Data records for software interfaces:
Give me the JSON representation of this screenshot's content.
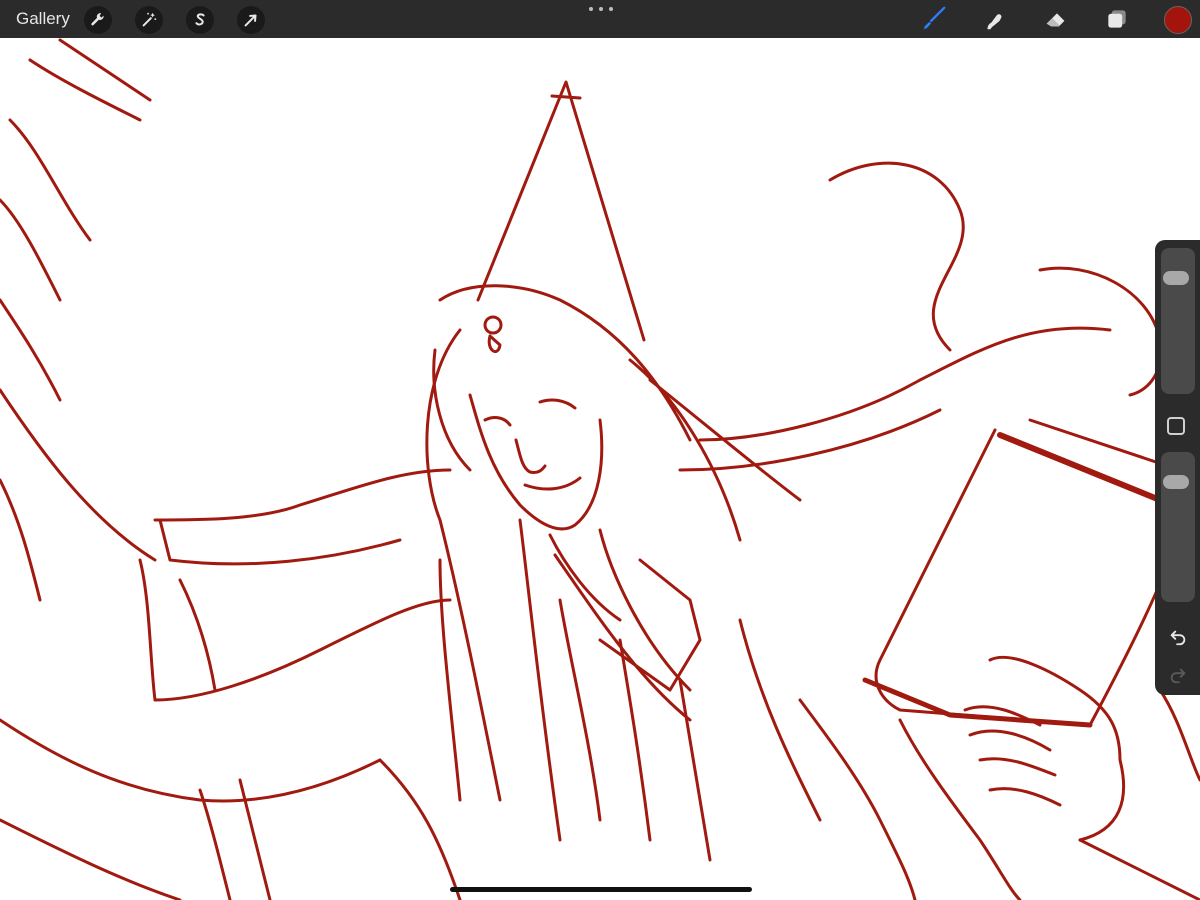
{
  "toolbar": {
    "gallery_label": "Gallery",
    "left_tools": [
      {
        "icon": "wrench-icon"
      },
      {
        "icon": "magic-wand-icon"
      },
      {
        "icon": "selection-s-icon"
      },
      {
        "icon": "transform-arrow-icon"
      }
    ],
    "right_tools": [
      {
        "icon": "brush-icon",
        "active": true
      },
      {
        "icon": "smudge-icon"
      },
      {
        "icon": "eraser-icon"
      },
      {
        "icon": "layers-icon"
      }
    ],
    "current_color": "#a3140d",
    "active_tool_color": "#2f7cf6"
  },
  "sidebar": {
    "brush_size_level": 0.85,
    "opacity_level": 0.85,
    "modifier_icon": "square-modifier-icon",
    "undo_icon": "undo-icon",
    "redo_icon": "redo-icon"
  },
  "canvas": {
    "stroke_color": "#a11a10",
    "background": "#ffffff"
  }
}
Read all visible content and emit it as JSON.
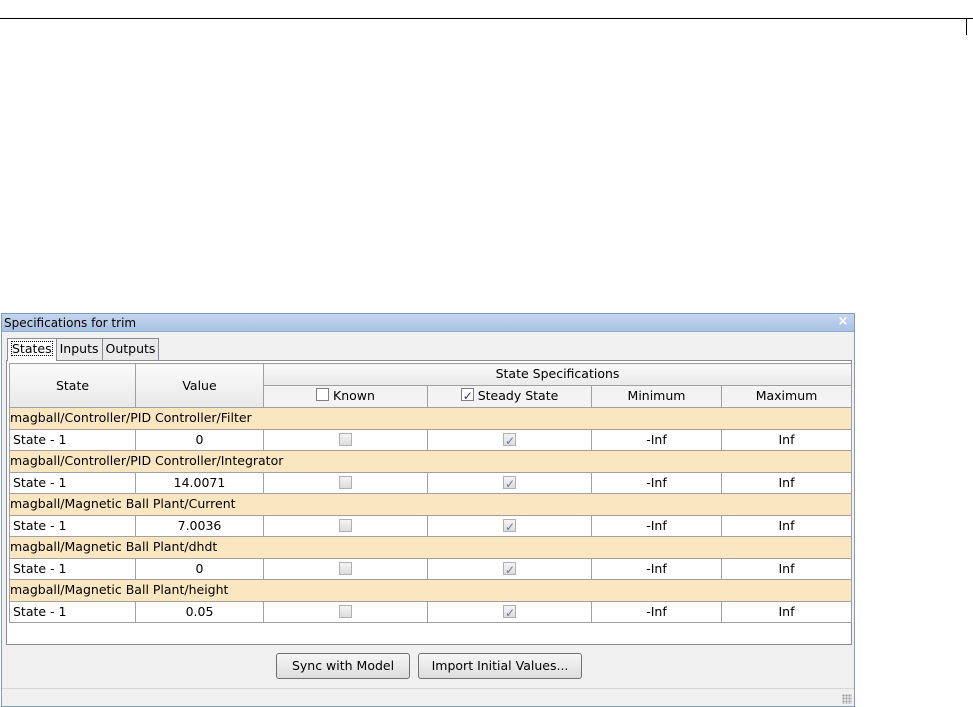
{
  "window": {
    "title": "Specifications for trim",
    "close_glyph": "×"
  },
  "tabs": [
    {
      "label": "States",
      "active": true
    },
    {
      "label": "Inputs",
      "active": false
    },
    {
      "label": "Outputs",
      "active": false
    }
  ],
  "table": {
    "headers": {
      "state": "State",
      "value": "Value",
      "group": "State Specifications",
      "known": "Known",
      "known_checked": false,
      "steady_state": "Steady State",
      "steady_state_checked": true,
      "minimum": "Minimum",
      "maximum": "Maximum"
    },
    "groups": [
      {
        "name": "magball/Controller/PID Controller/Filter",
        "rows": [
          {
            "state": "State - 1",
            "value": "0",
            "known": false,
            "steady": true,
            "min": "-Inf",
            "max": "Inf"
          }
        ]
      },
      {
        "name": "magball/Controller/PID Controller/Integrator",
        "rows": [
          {
            "state": "State - 1",
            "value": "14.0071",
            "known": false,
            "steady": true,
            "min": "-Inf",
            "max": "Inf"
          }
        ]
      },
      {
        "name": "magball/Magnetic Ball Plant/Current",
        "rows": [
          {
            "state": "State - 1",
            "value": "7.0036",
            "known": false,
            "steady": true,
            "min": "-Inf",
            "max": "Inf"
          }
        ]
      },
      {
        "name": "magball/Magnetic Ball Plant/dhdt",
        "rows": [
          {
            "state": "State - 1",
            "value": "0",
            "known": false,
            "steady": true,
            "min": "-Inf",
            "max": "Inf"
          }
        ]
      },
      {
        "name": "magball/Magnetic Ball Plant/height",
        "rows": [
          {
            "state": "State - 1",
            "value": "0.05",
            "known": false,
            "steady": true,
            "min": "-Inf",
            "max": "Inf"
          }
        ]
      }
    ]
  },
  "buttons": {
    "sync": "Sync with Model",
    "import": "Import Initial Values..."
  },
  "colors": {
    "group_row_bg": "#fbe6c2",
    "titlebar": "#b7cce9"
  }
}
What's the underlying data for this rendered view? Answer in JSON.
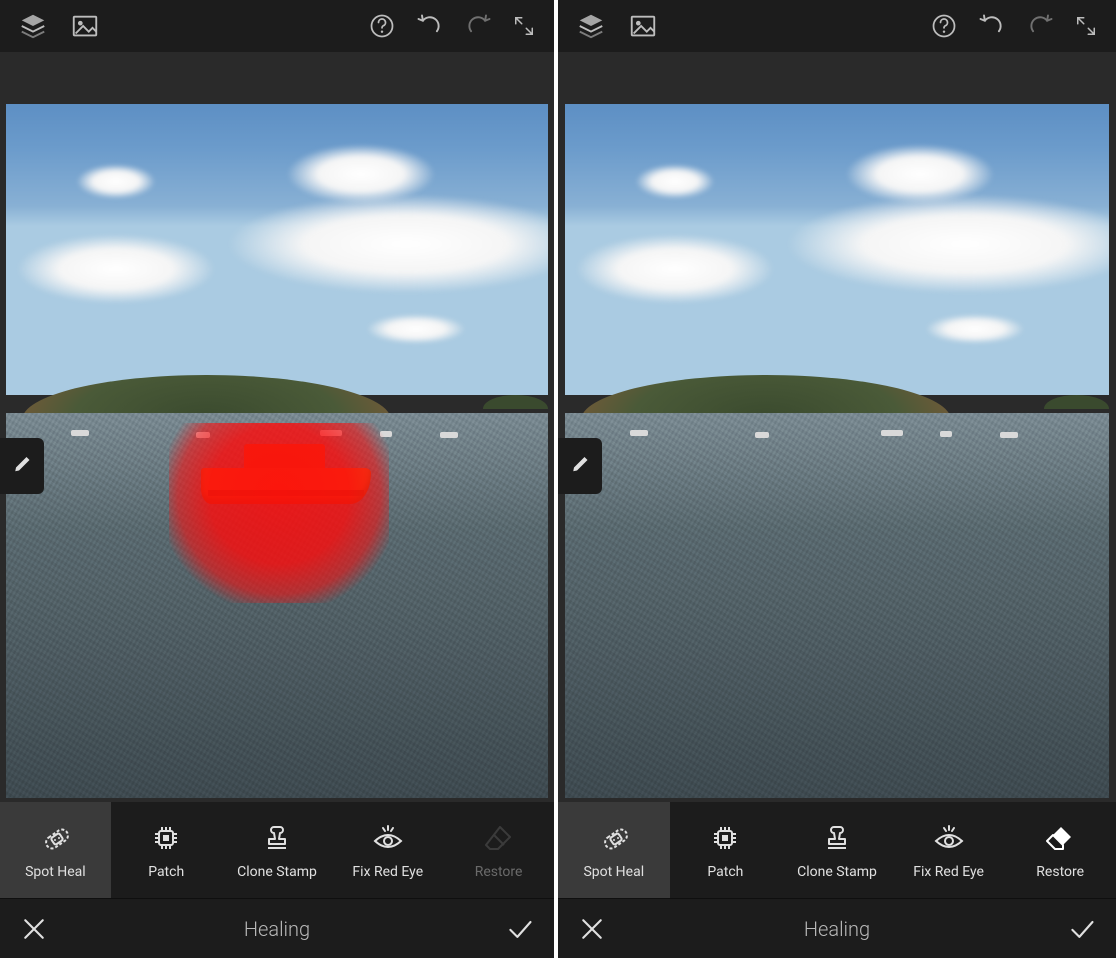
{
  "mode_title": "Healing",
  "icons": {
    "layers": "layers-icon",
    "image": "image-icon",
    "help": "help-icon",
    "undo": "undo-icon",
    "redo": "redo-icon",
    "expand": "expand-icon",
    "brush": "brush-icon",
    "close": "close-icon",
    "confirm": "checkmark-icon"
  },
  "tools": [
    {
      "id": "spot-heal",
      "label": "Spot Heal",
      "icon": "bandage-icon"
    },
    {
      "id": "patch",
      "label": "Patch",
      "icon": "chip-icon"
    },
    {
      "id": "clone-stamp",
      "label": "Clone Stamp",
      "icon": "stamp-icon"
    },
    {
      "id": "fix-red-eye",
      "label": "Fix Red Eye",
      "icon": "redeye-icon"
    },
    {
      "id": "restore",
      "label": "Restore",
      "icon": "eraser-icon"
    }
  ],
  "panels": {
    "left": {
      "selected_tool": "spot-heal",
      "restore_enabled": false,
      "heal_mask_visible": true,
      "boat_visible": true
    },
    "right": {
      "selected_tool": "spot-heal",
      "restore_enabled": true,
      "heal_mask_visible": false,
      "boat_visible": false
    }
  },
  "colors": {
    "heal_mask": "#ff0a0a",
    "accent_bg_selected": "#3a3a3a",
    "topbar_bg": "#1c1c1c",
    "canvas_bg": "#2a2a2a"
  }
}
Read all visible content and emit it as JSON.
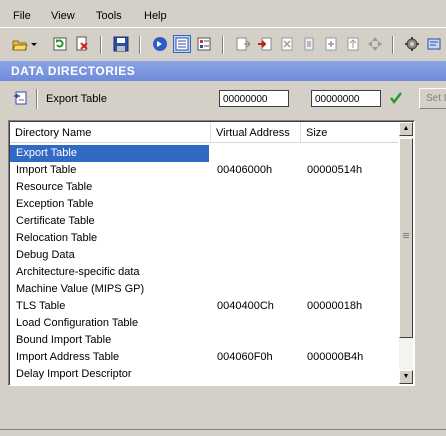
{
  "menu": {
    "file": "File",
    "view": "View",
    "tools": "Tools",
    "help": "Help"
  },
  "toolbar": {
    "icons": [
      "open-icon",
      "dropdown-arrow-icon",
      "refresh-icon",
      "close-file-icon",
      "save-icon",
      "view-headers-icon",
      "view-list-icon",
      "view-details-icon",
      "export-icon",
      "import-icon",
      "delete-icon",
      "compress-icon",
      "add-section-icon",
      "move-up-icon",
      "move-nav-icon",
      "settings-icon",
      "help-icon"
    ]
  },
  "section": {
    "title": "DATA DIRECTORIES"
  },
  "properties": {
    "selected_name": "Export Table",
    "virtual_address": "00000000",
    "size": "00000000",
    "set_label": "Set I"
  },
  "table": {
    "columns": [
      "Directory Name",
      "Virtual Address",
      "Size"
    ],
    "rows": [
      {
        "name": "Export Table",
        "va": "",
        "size": ""
      },
      {
        "name": "Import Table",
        "va": "00406000h",
        "size": "00000514h"
      },
      {
        "name": "Resource Table",
        "va": "",
        "size": ""
      },
      {
        "name": "Exception Table",
        "va": "",
        "size": ""
      },
      {
        "name": "Certificate Table",
        "va": "",
        "size": ""
      },
      {
        "name": "Relocation Table",
        "va": "",
        "size": ""
      },
      {
        "name": "Debug Data",
        "va": "",
        "size": ""
      },
      {
        "name": "Architecture-specific data",
        "va": "",
        "size": ""
      },
      {
        "name": "Machine Value (MIPS GP)",
        "va": "",
        "size": ""
      },
      {
        "name": "TLS Table",
        "va": "0040400Ch",
        "size": "00000018h"
      },
      {
        "name": "Load Configuration Table",
        "va": "",
        "size": ""
      },
      {
        "name": "Bound Import Table",
        "va": "",
        "size": ""
      },
      {
        "name": "Import Address Table",
        "va": "004060F0h",
        "size": "000000B4h"
      },
      {
        "name": "Delay Import Descriptor",
        "va": "",
        "size": ""
      }
    ]
  },
  "colors": {
    "section_bg": "#7a96df",
    "selection": "#316ac5",
    "check_green": "#2a9a2a"
  }
}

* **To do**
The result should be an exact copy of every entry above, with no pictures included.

* **Response box**
Give me the JSON representation of this screenshot's content.
{
  "toolbar": {
    "gallery_label": "Gallery",
    "left_tools": [
      {
        "icon": "wrench-icon"
      },
      {
        "icon": "magic-wand-icon"
      },
      {
        "icon": "selection-s-icon"
      },
      {
        "icon": "transform-arrow-icon"
      }
    ],
    "right_tools": [
      {
        "icon": "brush-icon",
        "active": true
      },
      {
        "icon": "smudge-icon"
      },
      {
        "icon": "eraser-icon"
      },
      {
        "icon": "layers-icon"
      }
    ],
    "current_color": "#a3140d",
    "active_tool_color": "#2f7cf6"
  },
  "sidebar": {
    "brush_size_level": 0.85,
    "opacity_level": 0.85,
    "modifier_icon": "square-modifier-icon",
    "undo_icon": "undo-icon",
    "redo_icon": "redo-icon"
  },
  "canvas": {
    "stroke_color": "#a11a10",
    "background": "#ffffff"
  }
}
Read all visible content and emit it as JSON.
{
  "window": {
    "title": "Specifications for trim",
    "close_glyph": "×"
  },
  "tabs": [
    {
      "label": "States",
      "active": true
    },
    {
      "label": "Inputs",
      "active": false
    },
    {
      "label": "Outputs",
      "active": false
    }
  ],
  "table": {
    "headers": {
      "state": "State",
      "value": "Value",
      "group": "State Specifications",
      "known": "Known",
      "known_checked": false,
      "steady_state": "Steady State",
      "steady_state_checked": true,
      "minimum": "Minimum",
      "maximum": "Maximum"
    },
    "groups": [
      {
        "name": "magball/Controller/PID Controller/Filter",
        "rows": [
          {
            "state": "State - 1",
            "value": "0",
            "known": false,
            "steady": true,
            "min": "-Inf",
            "max": "Inf"
          }
        ]
      },
      {
        "name": "magball/Controller/PID Controller/Integrator",
        "rows": [
          {
            "state": "State - 1",
            "value": "14.0071",
            "known": false,
            "steady": true,
            "min": "-Inf",
            "max": "Inf"
          }
        ]
      },
      {
        "name": "magball/Magnetic Ball Plant/Current",
        "rows": [
          {
            "state": "State - 1",
            "value": "7.0036",
            "known": false,
            "steady": true,
            "min": "-Inf",
            "max": "Inf"
          }
        ]
      },
      {
        "name": "magball/Magnetic Ball Plant/dhdt",
        "rows": [
          {
            "state": "State - 1",
            "value": "0",
            "known": false,
            "steady": true,
            "min": "-Inf",
            "max": "Inf"
          }
        ]
      },
      {
        "name": "magball/Magnetic Ball Plant/height",
        "rows": [
          {
            "state": "State - 1",
            "value": "0.05",
            "known": false,
            "steady": true,
            "min": "-Inf",
            "max": "Inf"
          }
        ]
      }
    ]
  },
  "buttons": {
    "sync": "Sync with Model",
    "import": "Import Initial Values..."
  },
  "colors": {
    "group_row_bg": "#fbe6c2",
    "titlebar": "#b7cce9"
  }
}
What's the underlying data for this rendered view? Answer in JSON.
{
  "mode_title": "Healing",
  "icons": {
    "layers": "layers-icon",
    "image": "image-icon",
    "help": "help-icon",
    "undo": "undo-icon",
    "redo": "redo-icon",
    "expand": "expand-icon",
    "brush": "brush-icon",
    "close": "close-icon",
    "confirm": "checkmark-icon"
  },
  "tools": [
    {
      "id": "spot-heal",
      "label": "Spot Heal",
      "icon": "bandage-icon"
    },
    {
      "id": "patch",
      "label": "Patch",
      "icon": "chip-icon"
    },
    {
      "id": "clone-stamp",
      "label": "Clone Stamp",
      "icon": "stamp-icon"
    },
    {
      "id": "fix-red-eye",
      "label": "Fix Red Eye",
      "icon": "redeye-icon"
    },
    {
      "id": "restore",
      "label": "Restore",
      "icon": "eraser-icon"
    }
  ],
  "panels": {
    "left": {
      "selected_tool": "spot-heal",
      "restore_enabled": false,
      "heal_mask_visible": true,
      "boat_visible": true
    },
    "right": {
      "selected_tool": "spot-heal",
      "restore_enabled": true,
      "heal_mask_visible": false,
      "boat_visible": false
    }
  },
  "colors": {
    "heal_mask": "#ff0a0a",
    "accent_bg_selected": "#3a3a3a",
    "topbar_bg": "#1c1c1c",
    "canvas_bg": "#2a2a2a"
  }
}
Read all visible content and emit it as JSON.
{
  "menu": {
    "file": "File",
    "view": "View",
    "tools": "Tools",
    "help": "Help"
  },
  "toolbar": {
    "icons": [
      "open-icon",
      "dropdown-arrow-icon",
      "refresh-icon",
      "close-file-icon",
      "save-icon",
      "view-headers-icon",
      "view-list-icon",
      "view-details-icon",
      "export-icon",
      "import-icon",
      "delete-icon",
      "compress-icon",
      "add-section-icon",
      "move-up-icon",
      "move-nav-icon",
      "settings-icon",
      "help-icon"
    ]
  },
  "section": {
    "title": "DATA DIRECTORIES"
  },
  "properties": {
    "selected_name": "Export Table",
    "virtual_address": "00000000",
    "size": "00000000",
    "set_label": "Set I"
  },
  "table": {
    "columns": [
      "Directory Name",
      "Virtual Address",
      "Size"
    ],
    "rows": [
      {
        "name": "Export Table",
        "va": "",
        "size": ""
      },
      {
        "name": "Import Table",
        "va": "00406000h",
        "size": "00000514h"
      },
      {
        "name": "Resource Table",
        "va": "",
        "size": ""
      },
      {
        "name": "Exception Table",
        "va": "",
        "size": ""
      },
      {
        "name": "Certificate Table",
        "va": "",
        "size": ""
      },
      {
        "name": "Relocation Table",
        "va": "",
        "size": ""
      },
      {
        "name": "Debug Data",
        "va": "",
        "size": ""
      },
      {
        "name": "Architecture-specific data",
        "va": "",
        "size": ""
      },
      {
        "name": "Machine Value (MIPS GP)",
        "va": "",
        "size": ""
      },
      {
        "name": "TLS Table",
        "va": "0040400Ch",
        "size": "00000018h"
      },
      {
        "name": "Load Configuration Table",
        "va": "",
        "size": ""
      },
      {
        "name": "Bound Import Table",
        "va": "",
        "size": ""
      },
      {
        "name": "Import Address Table",
        "va": "004060F0h",
        "size": "000000B4h"
      },
      {
        "name": "Delay Import Descriptor",
        "va": "",
        "size": ""
      }
    ]
  },
  "colors": {
    "section_bg": "#7a96df",
    "selection": "#316ac5",
    "check_green": "#2a9a2a"
  }
}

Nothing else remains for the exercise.